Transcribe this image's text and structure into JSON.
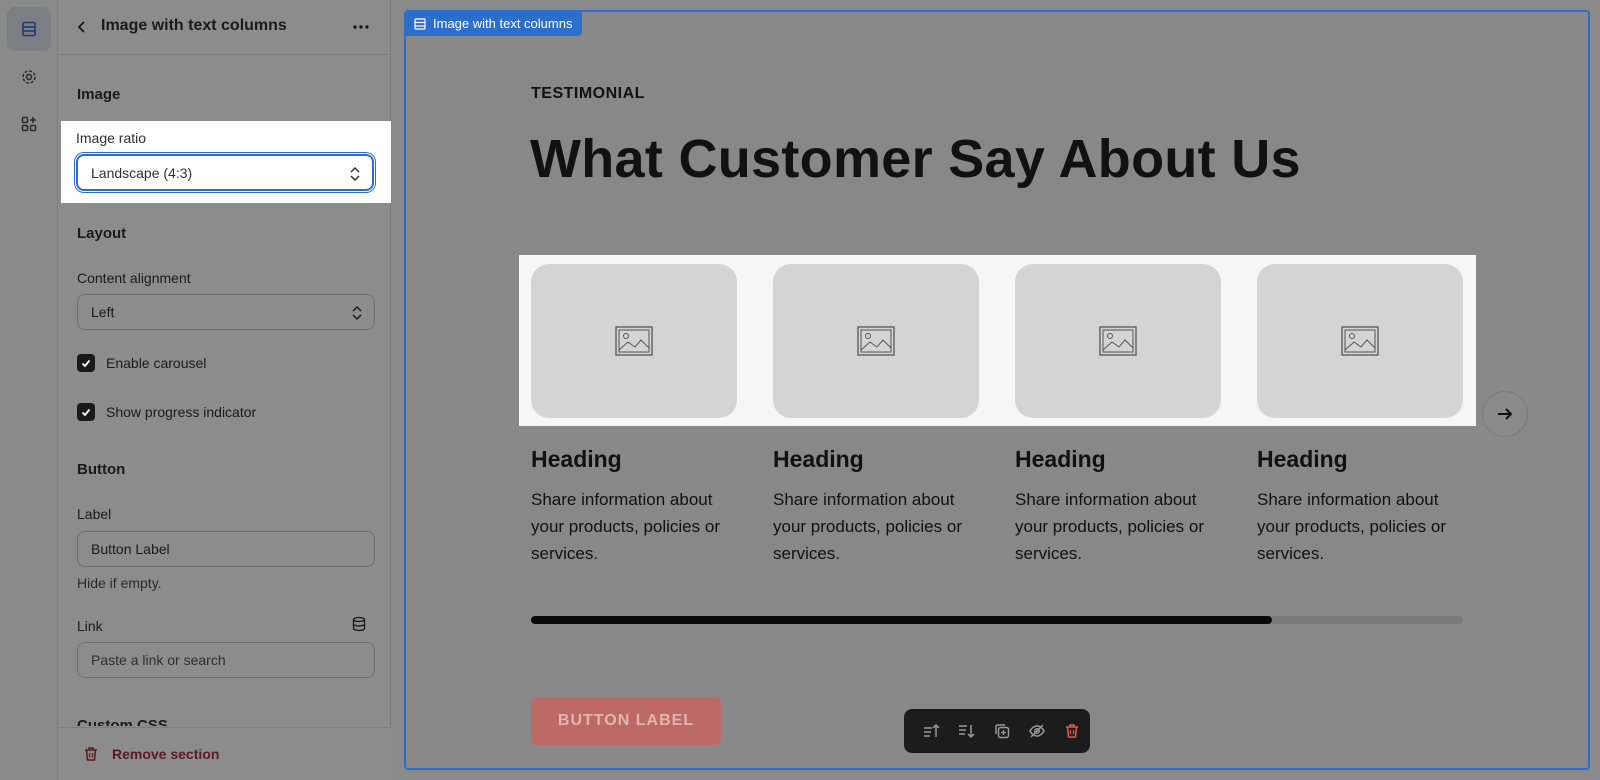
{
  "panel": {
    "title": "Image with text columns",
    "image_section": "Image",
    "image_ratio_label": "Image ratio",
    "image_ratio_value": "Landscape (4:3)",
    "layout_section": "Layout",
    "content_alignment_label": "Content alignment",
    "content_alignment_value": "Left",
    "enable_carousel": "Enable carousel",
    "show_progress": "Show progress indicator",
    "button_section": "Button",
    "label_label": "Label",
    "label_value": "Button Label",
    "label_help": "Hide if empty.",
    "link_label": "Link",
    "link_placeholder": "Paste a link or search",
    "custom_css_section": "Custom CSS",
    "remove_section": "Remove section"
  },
  "preview": {
    "section_tag": "Image with text columns",
    "eyebrow": "TESTIMONIAL",
    "title": "What Customer Say About Us",
    "cards": [
      {
        "heading": "Heading",
        "text": "Share information about your products, policies or services."
      },
      {
        "heading": "Heading",
        "text": "Share information about your products, policies or services."
      },
      {
        "heading": "Heading",
        "text": "Share information about your products, policies or services."
      },
      {
        "heading": "Heading",
        "text": "Share information about your products, policies or services."
      }
    ],
    "progress_fraction": 0.795,
    "button_label": "BUTTON LABEL"
  },
  "colors": {
    "accent": "#2c6ecb",
    "cta": "#bd6a66",
    "danger": "#e05a4f"
  },
  "icons": {
    "rail": [
      "sections-icon",
      "gear-icon",
      "apps-icon"
    ],
    "toolbar": [
      "move-up-icon",
      "move-down-icon",
      "duplicate-icon",
      "hide-icon",
      "delete-icon"
    ]
  }
}
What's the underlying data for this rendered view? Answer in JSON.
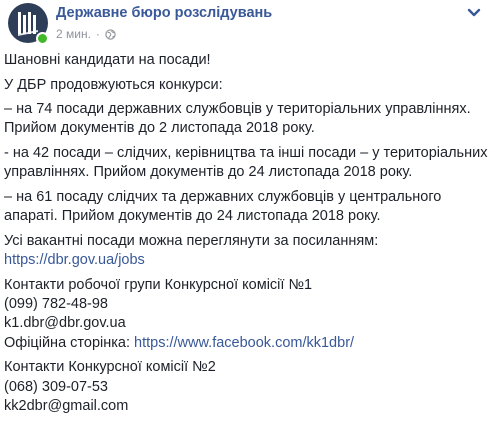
{
  "header": {
    "page_name": "Державне бюро розслідувань",
    "timestamp": "2 мин.",
    "separator": "·",
    "avatar_color": "#2e3e59",
    "link_color": "#385898",
    "online_color": "#42b72a",
    "icons": [
      "logo-icon",
      "globe-icon",
      "chevron-down-icon"
    ]
  },
  "post": {
    "greeting": "Шановні кандидати на посади!",
    "intro": "У ДБР продовжуються конкурси:",
    "item1": {
      "line1": "– на 74 посади державних службовців у територіальних управліннях.",
      "line2": "Прийом документів до 2 листопада 2018 року."
    },
    "item2": {
      "line1": "- на 42 посади – слідчих, керівництва та інші посади – у територіальних",
      "line2": "управліннях. Прийом документів до 24 листопада 2018 року."
    },
    "item3": {
      "line1": "– на 61 посаду слідчих та державних службовців у центрального",
      "line2": "апараті. Прийом документів до 24 листопада 2018 року."
    },
    "vacancies": {
      "text": "Усі вакантні посади можна переглянути за посиланням:",
      "link": "https://dbr.gov.ua/jobs"
    },
    "commission1": {
      "title": "Контакти робочої групи Конкурсної комісії №1",
      "phone": "(099) 782-48-98",
      "email": "k1.dbr@dbr.gov.ua",
      "page_label": "Офіційна сторінка: ",
      "page_link": "https://www.facebook.com/kk1dbr/"
    },
    "commission2": {
      "title": "Контакти Конкурсної комісії №2",
      "phone": "(068) 309-07-53",
      "email": "kk2dbr@gmail.com"
    }
  }
}
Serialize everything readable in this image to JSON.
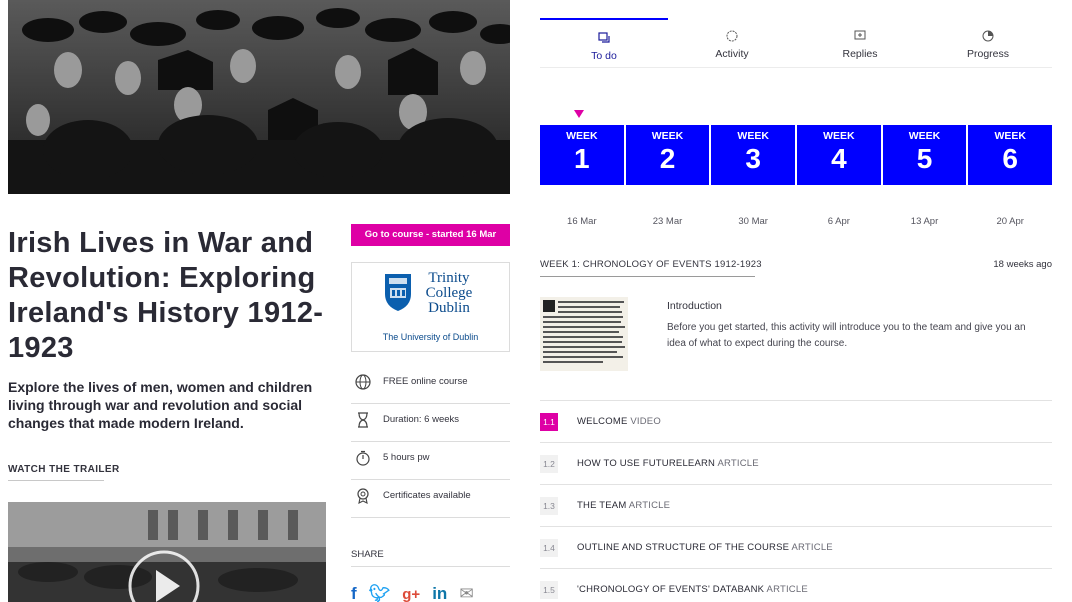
{
  "left": {
    "hero_alt": "crowd photograph",
    "course": {
      "title": "Irish Lives in War and Revolution: Exploring Ireland's History 1912-1923",
      "description": "Explore the lives of men, women and children living through war and revolution and social changes that made modern Ireland."
    },
    "trailer_label": "WATCH THE TRAILER",
    "goto_button": "Go to course - started 16 Mar",
    "university": {
      "name": "Trinity College Dublin",
      "subtitle": "The University of Dublin"
    },
    "facts": [
      {
        "icon": "globe-icon",
        "text": "FREE online course"
      },
      {
        "icon": "hourglass-icon",
        "text": "Duration: 6 weeks"
      },
      {
        "icon": "stopwatch-icon",
        "text": "5 hours pw"
      },
      {
        "icon": "certificate-icon",
        "text": "Certificates available"
      }
    ],
    "share_label": "SHARE",
    "share_icons": [
      "facebook-icon",
      "twitter-icon",
      "google-plus-icon",
      "linkedin-icon",
      "mail-icon"
    ]
  },
  "right": {
    "tabs": [
      {
        "label": "To do",
        "icon": "todo-icon",
        "active": true
      },
      {
        "label": "Activity",
        "icon": "activity-icon",
        "active": false
      },
      {
        "label": "Replies",
        "icon": "replies-icon",
        "active": false
      },
      {
        "label": "Progress",
        "icon": "progress-icon",
        "active": false
      }
    ],
    "week_word": "WEEK",
    "weeks": [
      {
        "num": "1",
        "date": "16 Mar"
      },
      {
        "num": "2",
        "date": "23 Mar"
      },
      {
        "num": "3",
        "date": "30 Mar"
      },
      {
        "num": "4",
        "date": "6 Apr"
      },
      {
        "num": "5",
        "date": "13 Apr"
      },
      {
        "num": "6",
        "date": "20 Apr"
      }
    ],
    "section": {
      "title": "WEEK 1: CHRONOLOGY OF EVENTS 1912-1923",
      "ago": "18 weeks ago"
    },
    "intro": {
      "title": "Introduction",
      "text": "Before you get started, this activity will introduce you to the team and give you an idea of what to expect during the course."
    },
    "steps": [
      {
        "num": "1.1",
        "title": "WELCOME",
        "type": "VIDEO",
        "current": true
      },
      {
        "num": "1.2",
        "title": "HOW TO USE FUTURELEARN",
        "type": "ARTICLE",
        "current": false
      },
      {
        "num": "1.3",
        "title": "THE TEAM",
        "type": "ARTICLE",
        "current": false
      },
      {
        "num": "1.4",
        "title": "OUTLINE AND STRUCTURE OF THE COURSE",
        "type": "ARTICLE",
        "current": false
      },
      {
        "num": "1.5",
        "title": "'CHRONOLOGY OF EVENTS' DATABANK",
        "type": "ARTICLE",
        "current": false
      }
    ],
    "colors": {
      "week_blue": "#0000ff",
      "accent_pink": "#de00a5"
    }
  }
}
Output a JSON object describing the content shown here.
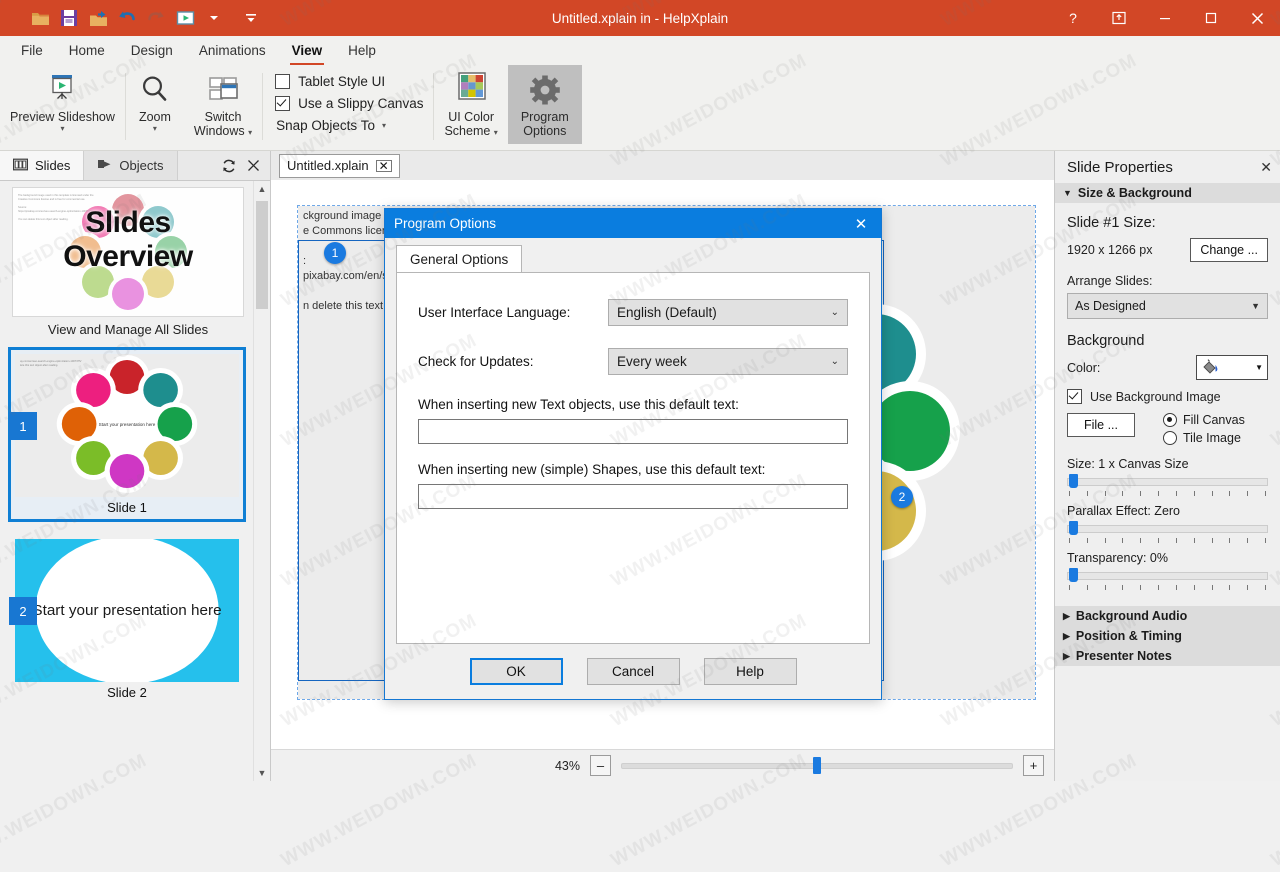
{
  "window": {
    "title": "Untitled.xplain in  - HelpXplain",
    "quick_access": [
      "open-folder-icon",
      "save-icon",
      "open-recent-icon",
      "undo-icon",
      "redo-icon",
      "slideshow-icon",
      "dropdown-caret-icon",
      "customize-qat-icon"
    ],
    "controls": {
      "help": "?",
      "restore_ribbon": "restore-ribbon-icon",
      "minimize": "–",
      "maximize": "□",
      "close": "✕"
    },
    "accent_color": "#d24726"
  },
  "ribbon": {
    "tabs": [
      {
        "label": "File",
        "active": false
      },
      {
        "label": "Home",
        "active": false
      },
      {
        "label": "Design",
        "active": false
      },
      {
        "label": "Animations",
        "active": false
      },
      {
        "label": "View",
        "active": true
      },
      {
        "label": "Help",
        "active": false
      }
    ],
    "buttons": {
      "preview_slideshow": "Preview Slideshow",
      "zoom": "Zoom",
      "switch_windows_line1": "Switch",
      "switch_windows_line2": "Windows",
      "ui_color_scheme_line1": "UI Color",
      "ui_color_scheme_line2": "Scheme",
      "program_options_line1": "Program",
      "program_options_line2": "Options"
    },
    "checkboxes": [
      {
        "label": "Tablet Style UI",
        "checked": false
      },
      {
        "label": "Use a Slippy Canvas",
        "checked": true
      }
    ],
    "snap_objects_to": "Snap Objects To",
    "color_scheme_swatches": [
      "#44a07c",
      "#e6bd69",
      "#cc4433",
      "#b07fbd",
      "#6698cf",
      "#a7c95a",
      "#69ab94",
      "#d4c400",
      "#6298d6"
    ]
  },
  "left_panel": {
    "tabs": [
      {
        "label": "Slides",
        "icon": "filmstrip-icon",
        "active": true
      },
      {
        "label": "Objects",
        "icon": "objects-icon",
        "active": false
      }
    ],
    "actions": [
      {
        "name": "refresh-icon",
        "glyph": "⟳"
      },
      {
        "name": "close-icon",
        "glyph": "✕"
      }
    ],
    "overview": {
      "title_line1": "Slides",
      "title_line2": "Overview",
      "caption": "View and Manage All Slides"
    },
    "slides": [
      {
        "number": "1",
        "caption": "Slide 1",
        "selected": true,
        "text": "Start your presentation here"
      },
      {
        "number": "2",
        "caption": "Slide 2",
        "selected": false,
        "text": "Start your presentation here"
      }
    ]
  },
  "document": {
    "tab_label": "Untitled.xplain",
    "tab_close": "✕",
    "canvas_note": "ckground image used in t\ne Commons license and i\n\n:\npixabay.com/en/seo-sear\n\nn delete this text object a",
    "marker_label": "1",
    "marker2_label": "2"
  },
  "status_bar": {
    "zoom_percent": "43%",
    "zoom_out": "–",
    "zoom_in": "+"
  },
  "right_panel": {
    "title": "Slide Properties",
    "close": "✕",
    "sections": [
      {
        "label": "Size & Background",
        "expanded": true
      },
      {
        "label": "Background Audio",
        "expanded": false
      },
      {
        "label": "Position & Timing",
        "expanded": false
      },
      {
        "label": "Presenter Notes",
        "expanded": false
      }
    ],
    "slide_size_heading": "Slide #1 Size:",
    "slide_size_value": "1920 x 1266 px",
    "change_button": "Change ...",
    "arrange_label": "Arrange Slides:",
    "arrange_value": "As Designed",
    "background_heading": "Background",
    "color_label": "Color:",
    "color_icon": "paint-bucket-icon",
    "use_background_image": {
      "label": "Use Background Image",
      "checked": true
    },
    "file_button": "File ...",
    "fill_mode": [
      {
        "label": "Fill Canvas",
        "selected": true
      },
      {
        "label": "Tile Image",
        "selected": false
      }
    ],
    "sliders": [
      {
        "label": "Size: 1 x Canvas Size",
        "value": 2
      },
      {
        "label": "Parallax Effect: Zero",
        "value": 2
      },
      {
        "label": "Transparency: 0%",
        "value": 2
      }
    ]
  },
  "dialog": {
    "title": "Program Options",
    "close": "✕",
    "tab": "General Options",
    "fields": [
      {
        "label": "User Interface Language:",
        "value": "English (Default)"
      },
      {
        "label": "Check for Updates:",
        "value": "Every week"
      }
    ],
    "text_default_label": "When inserting new Text objects, use this default text:",
    "text_default_value": "",
    "shape_default_label": "When inserting new (simple) Shapes, use this default text:",
    "shape_default_value": "",
    "buttons": [
      {
        "label": "OK",
        "default": true
      },
      {
        "label": "Cancel",
        "default": false
      },
      {
        "label": "Help",
        "default": false
      }
    ]
  },
  "watermark": "WWW.WEIDOWN.COM"
}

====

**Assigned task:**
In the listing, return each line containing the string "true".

**Problem solution:**
        "active": true
        "current": true
        "active": true
        "checked": true
        "active": true
        "selected": true,
        "expanded": true
      "checked": true
        "selected": true
        "default": true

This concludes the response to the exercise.